rudy_rucker's picture
Mathematician; Computer Scientist; Cyberpunk Pioneer; Novelist, Infinity and the Mind, Postsingular, and (with Bruce Sterling) Transreal Cyberpunk.
Mathematician, Computer Scientist; CyberPunk Pioneer; Novelist; Author, Infinity and the Mind

Reality Is A Novel.

I'd like to propose a modified Many Universes theory. Rather than saying every possible universe exists, I'd say, rather, that there is a sequence of possible universes, akin to the drafts of a novel.

We're living in a draft version of the universe—and there is no final version. The revisions never stop.

From time to time it's possible to be aware of this. In particular, when you relax and stop naming things and forming opinions, your consciousness spreads out across several drafts of the universe. Things don't need to be particularly one way or the other until you pin them down.

Each draft, each spacetime, each sheet of reality is itself rigorously deterministic; there really is no underlying randomness in the world. Instead we have a great web of synchronistic entanglements, with causes and effects flowing forward and backwards through time. The start of a novel matches its ending; the past matches the future. Changing one thing changes everything. If we fully know everything about the Now moment, we know the entire past and future.

With this in mind, explaining an given draft of the universe becomes a matter of explaining the contents of a single Now moment of that draft. This in turn means that we can view the evolution of the successive drafts as an evolution of different versions of a particular Now moment. As Scarlett's climactic scene with Rhett is repeatedly rewritten, all the rest of Gone With The Wind changes to match.
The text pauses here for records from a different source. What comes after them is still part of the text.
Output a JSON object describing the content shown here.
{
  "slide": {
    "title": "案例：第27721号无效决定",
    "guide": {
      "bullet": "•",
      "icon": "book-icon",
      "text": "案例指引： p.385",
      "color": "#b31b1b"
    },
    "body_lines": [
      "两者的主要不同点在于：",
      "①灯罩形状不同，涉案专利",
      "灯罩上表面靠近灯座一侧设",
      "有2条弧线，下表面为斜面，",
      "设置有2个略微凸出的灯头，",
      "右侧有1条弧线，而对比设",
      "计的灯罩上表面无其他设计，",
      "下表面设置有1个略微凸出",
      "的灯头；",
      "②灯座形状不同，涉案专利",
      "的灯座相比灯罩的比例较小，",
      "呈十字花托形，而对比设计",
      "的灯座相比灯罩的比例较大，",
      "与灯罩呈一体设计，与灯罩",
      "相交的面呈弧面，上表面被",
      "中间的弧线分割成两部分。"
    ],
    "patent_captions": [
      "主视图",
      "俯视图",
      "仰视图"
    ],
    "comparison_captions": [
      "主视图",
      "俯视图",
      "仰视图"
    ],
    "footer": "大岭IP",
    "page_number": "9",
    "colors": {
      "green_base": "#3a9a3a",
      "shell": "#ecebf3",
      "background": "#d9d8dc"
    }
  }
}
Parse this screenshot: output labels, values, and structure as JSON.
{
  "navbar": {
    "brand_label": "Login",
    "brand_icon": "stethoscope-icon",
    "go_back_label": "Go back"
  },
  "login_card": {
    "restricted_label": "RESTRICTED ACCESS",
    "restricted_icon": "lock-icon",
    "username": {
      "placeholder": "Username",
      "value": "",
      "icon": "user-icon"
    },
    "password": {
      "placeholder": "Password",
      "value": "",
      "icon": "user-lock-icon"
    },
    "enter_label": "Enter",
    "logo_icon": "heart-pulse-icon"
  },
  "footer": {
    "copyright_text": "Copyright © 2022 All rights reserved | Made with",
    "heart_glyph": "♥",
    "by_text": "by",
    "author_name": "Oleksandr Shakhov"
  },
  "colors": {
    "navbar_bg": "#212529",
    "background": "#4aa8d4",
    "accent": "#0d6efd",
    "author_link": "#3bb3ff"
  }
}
And this evolution, too, can be deterministic. We can figure we think of there as being two distinct deterministic rules, a Physics Rule and a Metaphysics Rule. The Physics Rule consists of time-reversible laws that grow the Now moment upwards and downwards to fill out the entire past and future of spacetime. And we invoke the Metaphysics Rule to account for the contents of the Now moment. The Metaphysics Rule is deterministic but not reversible; it grows sideways across a dimension that we might call paratime, turning some simple seed into the space-filling pattern found in the Now.

The Metaphysics rule is...what? One possibility is that it's something quite simple, perhaps as simple as an eight-bit cellular automaton rule generating complex-looking patterns out of pure computation. Or perhaps the Metaphysics rule is like the mind of an author creating a novel, searching out the best word to write next, somehow peering into alternate realities. Or, yet again, the big Metaphysics rule in the sky could be the One cosmic mind, the Big Aha, the eternal secret, living in the spaces between your thoughts.